|Art and Mary Jane Crooks Hall||T. Gil Bunch Centre for Performing Arts|
|Woodward Sportsplex||Rowing Training Facilities|
|Maeda Health Centre||Ross Academic Centre|
|New Academic Building|
The Campbell Commons at the centre of Brentwood's Campus.
Brentwood has made a commitment to sustainable construction and building maintenance. Every one of our buildings has incorporated green measures to varying degrees.
Our energy efficient building program was initiated by Bill Ross (Headmaster 1974-2000) during the planning for the T. Gil Bunch Centre. In 2000, Andrea Pennells was appointed as the Head of School and took up the sustainability torch. This was the same period of time that a new Facilities Manager and a new Energy Manager began their careers at Brentwood.
The first project undertaken by the new facilities team was the installation of a heat pump based air conditioning system for the former computer labs in the Ross Center. Recycling of hardware from that project, along with an agreement with a local controls contractor, allowed automated building controls to be installed in the Sportsplex for the first time. The success of this project was immediately evident in a substantial reduction in heating and hot water costs.
The decision to proceed with building the T. Gil Bunch Centre for Performing Arts came shortly after the completion of the Sportsplex project. This included Bill Ross’ plan to incorporate an ocean source geo-exchange heating and cooling system. Using the ocean as a heat source for commercial buildings was in its infancy and Brentwood’s decision to design and build such a system was the first of its kind in Canada. The geo-exchange system turned out to be extremely environmentally friendly, efficient, and reliable and is still in use today.
The construction of Allard House, a new girls’ dormitory, began after the completion of T. Gil Bunch Centre. Every effort was once again made to create a comfortable and energy efficient building using low temperature, natural gas fired, condensing boilers both as a heating source and for the production of hot water.
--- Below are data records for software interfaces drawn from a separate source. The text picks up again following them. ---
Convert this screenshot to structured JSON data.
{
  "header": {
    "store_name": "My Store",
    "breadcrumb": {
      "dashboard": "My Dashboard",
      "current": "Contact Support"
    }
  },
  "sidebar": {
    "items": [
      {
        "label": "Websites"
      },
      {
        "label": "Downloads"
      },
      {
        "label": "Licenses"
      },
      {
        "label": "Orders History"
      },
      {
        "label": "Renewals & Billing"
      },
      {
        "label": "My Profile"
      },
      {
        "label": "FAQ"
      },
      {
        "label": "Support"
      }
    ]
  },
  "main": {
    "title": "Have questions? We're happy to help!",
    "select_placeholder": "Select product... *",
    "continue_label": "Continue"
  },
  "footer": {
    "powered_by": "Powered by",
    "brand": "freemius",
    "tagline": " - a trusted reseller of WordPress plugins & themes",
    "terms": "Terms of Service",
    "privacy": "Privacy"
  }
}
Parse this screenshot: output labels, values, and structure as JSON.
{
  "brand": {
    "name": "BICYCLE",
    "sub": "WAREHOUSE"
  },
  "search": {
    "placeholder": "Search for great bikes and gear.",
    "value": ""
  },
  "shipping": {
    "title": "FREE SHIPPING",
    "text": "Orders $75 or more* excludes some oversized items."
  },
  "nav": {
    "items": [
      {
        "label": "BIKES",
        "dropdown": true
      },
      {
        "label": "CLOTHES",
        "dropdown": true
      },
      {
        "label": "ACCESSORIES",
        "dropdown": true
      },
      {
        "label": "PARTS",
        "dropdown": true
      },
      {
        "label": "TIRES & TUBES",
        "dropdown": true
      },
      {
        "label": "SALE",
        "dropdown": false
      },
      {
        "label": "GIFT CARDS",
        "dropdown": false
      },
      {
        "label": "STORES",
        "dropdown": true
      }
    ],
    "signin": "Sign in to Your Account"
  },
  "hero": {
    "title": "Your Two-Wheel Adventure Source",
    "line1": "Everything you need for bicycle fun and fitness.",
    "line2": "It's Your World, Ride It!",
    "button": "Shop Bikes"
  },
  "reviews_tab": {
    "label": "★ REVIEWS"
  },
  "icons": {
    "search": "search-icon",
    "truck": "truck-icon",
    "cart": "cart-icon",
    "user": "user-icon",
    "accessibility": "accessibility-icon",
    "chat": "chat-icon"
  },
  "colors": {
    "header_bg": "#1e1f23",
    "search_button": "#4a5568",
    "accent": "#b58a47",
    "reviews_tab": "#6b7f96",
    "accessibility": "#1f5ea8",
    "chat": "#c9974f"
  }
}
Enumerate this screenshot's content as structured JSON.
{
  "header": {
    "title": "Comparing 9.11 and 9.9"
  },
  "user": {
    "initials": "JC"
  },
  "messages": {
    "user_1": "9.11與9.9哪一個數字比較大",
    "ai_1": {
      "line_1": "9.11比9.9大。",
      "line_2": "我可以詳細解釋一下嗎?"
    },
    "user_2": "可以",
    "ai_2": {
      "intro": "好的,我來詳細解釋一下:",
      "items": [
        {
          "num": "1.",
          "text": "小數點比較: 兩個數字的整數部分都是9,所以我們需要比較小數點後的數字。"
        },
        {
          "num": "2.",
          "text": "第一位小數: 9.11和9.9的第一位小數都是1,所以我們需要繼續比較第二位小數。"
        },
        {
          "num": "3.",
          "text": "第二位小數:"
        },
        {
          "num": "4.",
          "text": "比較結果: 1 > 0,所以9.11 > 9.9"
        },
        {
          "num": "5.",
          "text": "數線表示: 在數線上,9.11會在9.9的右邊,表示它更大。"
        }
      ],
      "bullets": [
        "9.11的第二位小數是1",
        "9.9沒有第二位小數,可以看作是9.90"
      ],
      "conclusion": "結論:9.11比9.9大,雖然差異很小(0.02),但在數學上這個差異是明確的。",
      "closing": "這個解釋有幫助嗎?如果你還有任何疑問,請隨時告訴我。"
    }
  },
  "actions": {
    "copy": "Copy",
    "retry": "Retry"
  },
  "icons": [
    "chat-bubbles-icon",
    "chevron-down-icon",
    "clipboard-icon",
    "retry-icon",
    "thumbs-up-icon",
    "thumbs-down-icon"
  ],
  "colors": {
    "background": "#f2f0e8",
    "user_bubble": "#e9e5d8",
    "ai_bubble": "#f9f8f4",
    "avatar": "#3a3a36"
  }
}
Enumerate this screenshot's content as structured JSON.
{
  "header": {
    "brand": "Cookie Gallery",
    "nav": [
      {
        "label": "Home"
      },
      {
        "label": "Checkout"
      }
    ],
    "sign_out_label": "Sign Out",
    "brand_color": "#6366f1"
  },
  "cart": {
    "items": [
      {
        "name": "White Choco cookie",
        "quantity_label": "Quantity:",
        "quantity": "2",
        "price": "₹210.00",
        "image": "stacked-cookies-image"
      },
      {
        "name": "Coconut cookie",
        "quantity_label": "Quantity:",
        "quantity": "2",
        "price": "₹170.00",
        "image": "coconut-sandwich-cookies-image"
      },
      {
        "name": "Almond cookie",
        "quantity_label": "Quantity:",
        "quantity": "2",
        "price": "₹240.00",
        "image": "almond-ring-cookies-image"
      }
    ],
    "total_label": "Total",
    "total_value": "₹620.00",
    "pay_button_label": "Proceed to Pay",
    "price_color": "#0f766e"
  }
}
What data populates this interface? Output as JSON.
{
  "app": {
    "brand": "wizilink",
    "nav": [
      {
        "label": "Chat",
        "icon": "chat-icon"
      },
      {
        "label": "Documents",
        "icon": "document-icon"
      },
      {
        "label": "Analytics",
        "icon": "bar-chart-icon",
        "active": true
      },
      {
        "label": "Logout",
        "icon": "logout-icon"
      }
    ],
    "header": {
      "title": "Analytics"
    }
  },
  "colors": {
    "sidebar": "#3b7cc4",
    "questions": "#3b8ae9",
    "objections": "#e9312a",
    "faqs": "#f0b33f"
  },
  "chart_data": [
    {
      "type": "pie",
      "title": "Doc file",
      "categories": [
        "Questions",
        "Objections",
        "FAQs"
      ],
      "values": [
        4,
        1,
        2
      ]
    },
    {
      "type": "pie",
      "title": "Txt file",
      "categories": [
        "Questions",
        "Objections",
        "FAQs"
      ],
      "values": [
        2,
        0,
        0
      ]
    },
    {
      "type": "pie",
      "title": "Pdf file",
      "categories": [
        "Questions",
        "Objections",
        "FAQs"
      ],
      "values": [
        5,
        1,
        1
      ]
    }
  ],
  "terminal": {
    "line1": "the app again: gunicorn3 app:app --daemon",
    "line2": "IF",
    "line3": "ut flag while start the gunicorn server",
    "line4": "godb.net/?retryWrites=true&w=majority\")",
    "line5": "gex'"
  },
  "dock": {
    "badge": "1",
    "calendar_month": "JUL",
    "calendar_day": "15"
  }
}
This dorm continues to be Brentwood’s most efficient building on a cost per square foot basis.
Brentwood’s next big project was the design and construction of Crooks Hall, a dining hall, kitchen and student services centre. In an effort to consolidate Brentwood’s two largest energy consumers in one building, the campus laundry facility was co-located here as well.
The Brentwood Board of Governors expressed an interest in pursuing LEED (Leadership in Environmental Engineering Design) certification for this building. A design team was assembled consisting of professional engineers, local contractors, and members of the Brentwood Facilities department. The proposal that was ultimately produced included the expansion of the existing geo-exchange system, installation of a number of very sophisticated heat recovery systems, and a state of the art building control system to operate everything at peak efficiencies.
Once again this project proved to be very successful. LEED Gold accreditation was attained and the building continues to operate very effectively using the geo-exchange system as the sole source of heating, cooling, and domestic hot water production.
On the heels of the Crooks Hall project came the building of the Centre for Art and Humanities. The decision was made to incorporate this building into the existing geo-exchange system, forming a community loop in which heat rejected from one building could be transferred and used in another building. The Arts Centre also includes the use of solar sources for both domestic hot water pre-heating and the generation of electricity. This building has proven to be Brentwood’s most efficient non-residential building on a cost per square foot basis.
Amongst all of these major projects, Brentwood’s dorms and public buildings have also been upgraded to the low temperature natural gas heating systems. Brentwood’s satellite houses have also all been converted from oil burners to heat pumps.
Brentwood College is considered a leader in both environmentally friendly building design and efficient energy management.